In north central Kansas, wheat has been helped somewhat by the rainfall in June. Overall, the yield potential of wheat in this area is as good as or better than in most other regions of the state. However, wheat planted late or doublecropped after soybeans in this area is generally thinner and has less yield potential than full-season wheat.
Some wheat leaf diseases and problems were found in Clay and Republic counties this week; primarily tan spot, physiological leaf spotting, and Cephalosporium stripe. Of those problems, tan spot is the most widespread and the most likely to affect yield potential on several fields.
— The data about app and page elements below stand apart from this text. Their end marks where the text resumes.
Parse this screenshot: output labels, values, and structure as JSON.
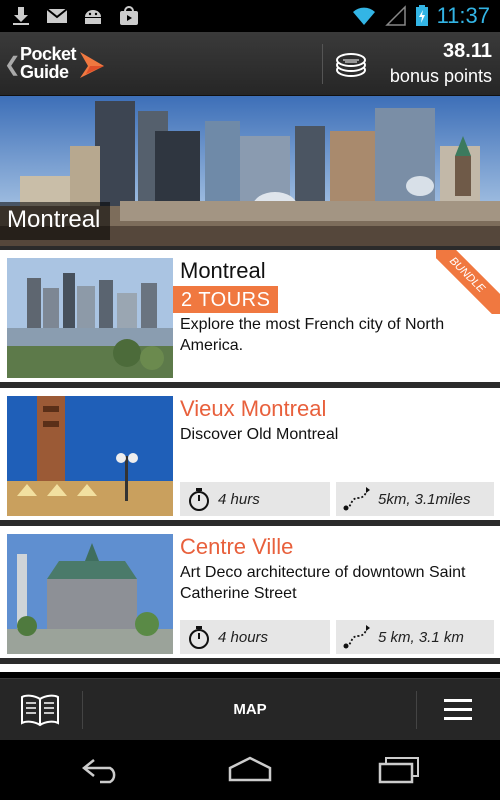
{
  "status_bar": {
    "time": "11:37",
    "notification_icons": [
      "download-icon",
      "gmail-icon",
      "android-icon",
      "store-icon"
    ],
    "system_icons": [
      "wifi-icon",
      "signal-icon",
      "battery-icon"
    ]
  },
  "app_bar": {
    "logo_line1": "Pocket",
    "logo_line2": "Guide",
    "points_value": "38.11",
    "points_label": "bonus points"
  },
  "hero": {
    "city": "Montreal"
  },
  "tours": [
    {
      "title": "Montreal",
      "badge": "2 TOURS",
      "ribbon": "BUNDLE",
      "description": "Explore the most French city of North America."
    },
    {
      "title": "Vieux Montreal",
      "description": "Discover Old Montreal",
      "duration": "4 hurs",
      "distance": "5km, 3.1miles"
    },
    {
      "title": "Centre Ville",
      "description": "Art Deco architecture of downtown Saint Catherine Street",
      "duration": "4 hours",
      "distance": "5 km, 3.1 km"
    }
  ],
  "bottom_bar": {
    "map_label": "MAP"
  },
  "colors": {
    "accent": "#f07840",
    "title_orange": "#e8603c",
    "clock_blue": "#33b5e5"
  }
}
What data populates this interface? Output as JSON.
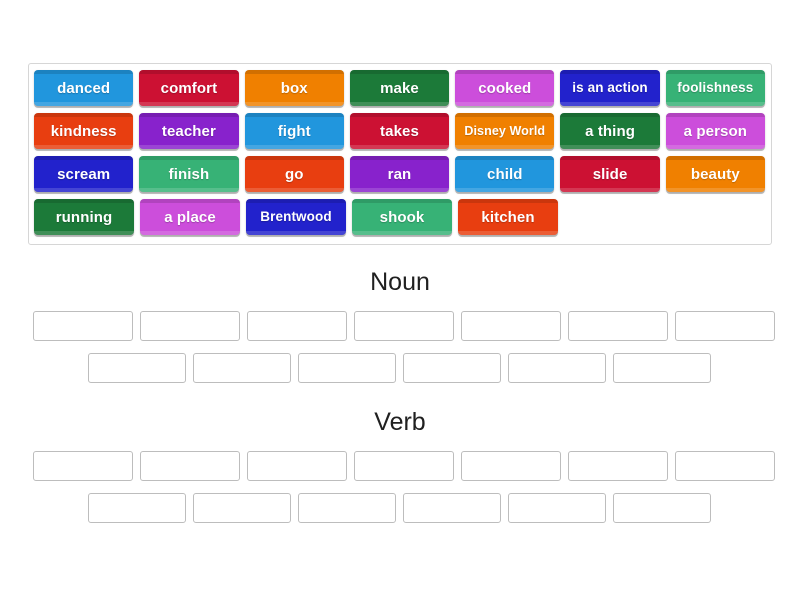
{
  "pool": {
    "name": "word-tile-pool",
    "rows": [
      [
        {
          "label": "danced",
          "color": "#2196dd",
          "size": "normal"
        },
        {
          "label": "comfort",
          "color": "#cc1133",
          "size": "normal"
        },
        {
          "label": "box",
          "color": "#f08000",
          "size": "normal"
        },
        {
          "label": "make",
          "color": "#1c7a39",
          "size": "normal"
        },
        {
          "label": "cooked",
          "color": "#cc4edb",
          "size": "normal"
        },
        {
          "label": "is an action",
          "color": "#2222cc",
          "size": "mid"
        },
        {
          "label": "foolishness",
          "color": "#37b276",
          "size": "mid"
        }
      ],
      [
        {
          "label": "kindness",
          "color": "#e83e10",
          "size": "normal"
        },
        {
          "label": "teacher",
          "color": "#8822cc",
          "size": "normal"
        },
        {
          "label": "fight",
          "color": "#2196dd",
          "size": "normal"
        },
        {
          "label": "takes",
          "color": "#cc1133",
          "size": "normal"
        },
        {
          "label": "Disney World",
          "color": "#f08000",
          "size": "small"
        },
        {
          "label": "a thing",
          "color": "#1c7a39",
          "size": "normal"
        },
        {
          "label": "a person",
          "color": "#cc4edb",
          "size": "normal"
        }
      ],
      [
        {
          "label": "scream",
          "color": "#2222cc",
          "size": "normal"
        },
        {
          "label": "finish",
          "color": "#37b276",
          "size": "normal"
        },
        {
          "label": "go",
          "color": "#e83e10",
          "size": "normal"
        },
        {
          "label": "ran",
          "color": "#8822cc",
          "size": "normal"
        },
        {
          "label": "child",
          "color": "#2196dd",
          "size": "normal"
        },
        {
          "label": "slide",
          "color": "#cc1133",
          "size": "normal"
        },
        {
          "label": "beauty",
          "color": "#f08000",
          "size": "normal"
        }
      ],
      [
        {
          "label": "running",
          "color": "#1c7a39",
          "size": "normal"
        },
        {
          "label": "a place",
          "color": "#cc4edb",
          "size": "normal"
        },
        {
          "label": "Brentwood",
          "color": "#2222cc",
          "size": "mid"
        },
        {
          "label": "shook",
          "color": "#37b276",
          "size": "normal"
        },
        {
          "label": "kitchen",
          "color": "#e83e10",
          "size": "normal"
        }
      ]
    ]
  },
  "categories": [
    {
      "title": "Noun",
      "row1_slots": 7,
      "row2_slots": 6
    },
    {
      "title": "Verb",
      "row1_slots": 7,
      "row2_slots": 6
    }
  ]
}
Figure 1. Tan spot in Clay County. Photo by Jim Shroyer, K-State Research and Extension.
Figure 2. Physiological leaf spotting on the flag leaf of wheat in Clay County. This problem, which is not a true disease, was isolated to just a few scattered plants. Photo by Jim Shroyer, K-State Research and Extension.
Figure 3. Cephalosporium stripe on wheat in Clay County. This is a soil-borne fungal disease and cannot be controlled with fungicides. Varietal resistance and crop rotation are the most effective means of control. It is most commonly found in the Pacific Northwest. Photo by Jim Shroyer, K-State Research and Extension.
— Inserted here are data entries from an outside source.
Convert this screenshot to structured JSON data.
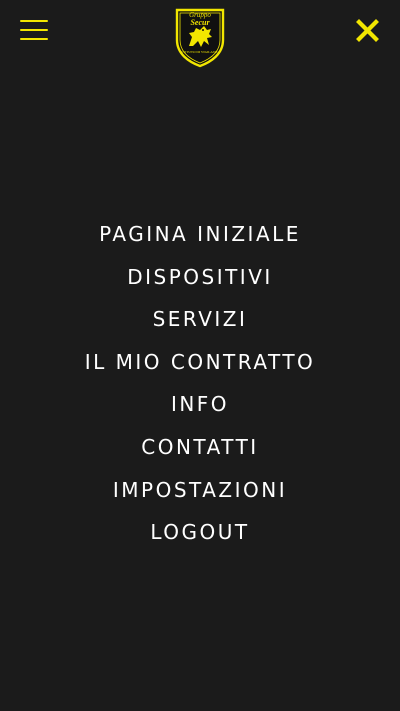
{
  "header": {
    "menu_icon": "hamburger-menu-icon",
    "close_icon": "close-x-icon",
    "logo": {
      "line1": "Gruppo",
      "line2": "Secur",
      "line3": "ISTITUTO DI VIGILANZA"
    }
  },
  "colors": {
    "background": "#1b1b1b",
    "accent": "#f2e600",
    "menu_text": "#ffffff"
  },
  "menu": {
    "items": [
      "PAGINA INIZIALE",
      "DISPOSITIVI",
      "SERVIZI",
      "IL MIO CONTRATTO",
      "INFO",
      "CONTATTI",
      "IMPOSTAZIONI",
      "LOGOUT"
    ]
  }
}
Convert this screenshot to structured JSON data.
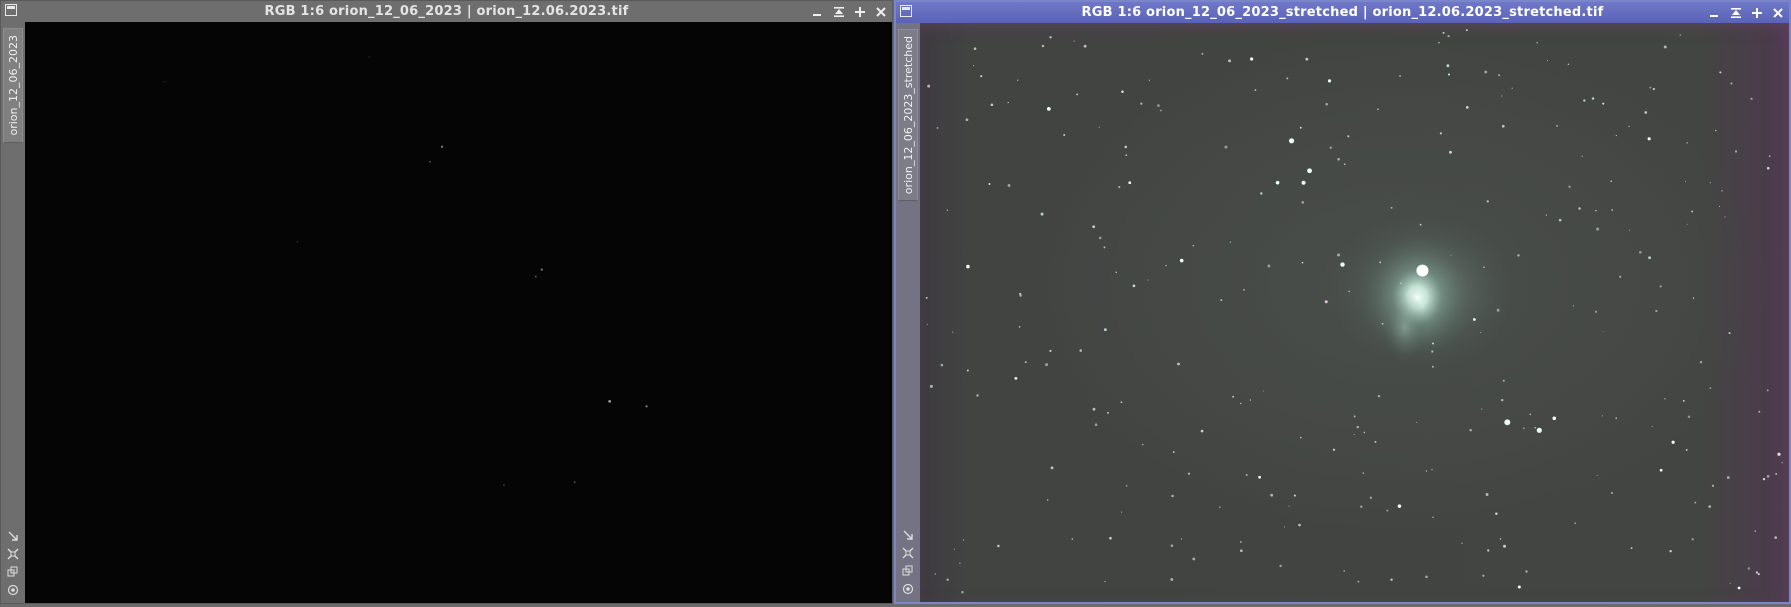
{
  "windows": [
    {
      "title": "RGB 1:6 orion_12_06_2023 | orion_12.06.2023.tif",
      "tab_label": "orion_12_06_2023"
    },
    {
      "title": "RGB 1:6 orion_12_06_2023_stretched | orion_12.06.2023_stretched.tif",
      "tab_label": "orion_12_06_2023_stretched"
    }
  ],
  "icons": {
    "window_menu": "window-menu-icon",
    "minimize": "minimize-icon",
    "shade": "shade-icon",
    "maximize": "maximize-icon",
    "close": "close-icon",
    "tools": [
      "zoom-arrow-icon",
      "fit-view-icon",
      "clone-icon",
      "identify-icon"
    ]
  },
  "colors": {
    "active_titlebar": "#6f78c8",
    "inactive_titlebar": "#6e6e6e",
    "raw_background": "#050505",
    "stretched_background": "#434542",
    "nebula_core": "#e8fff4"
  }
}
Jim Shroyer, Crop Production Specialist
Erick DeWolf, Extension Plant Pathology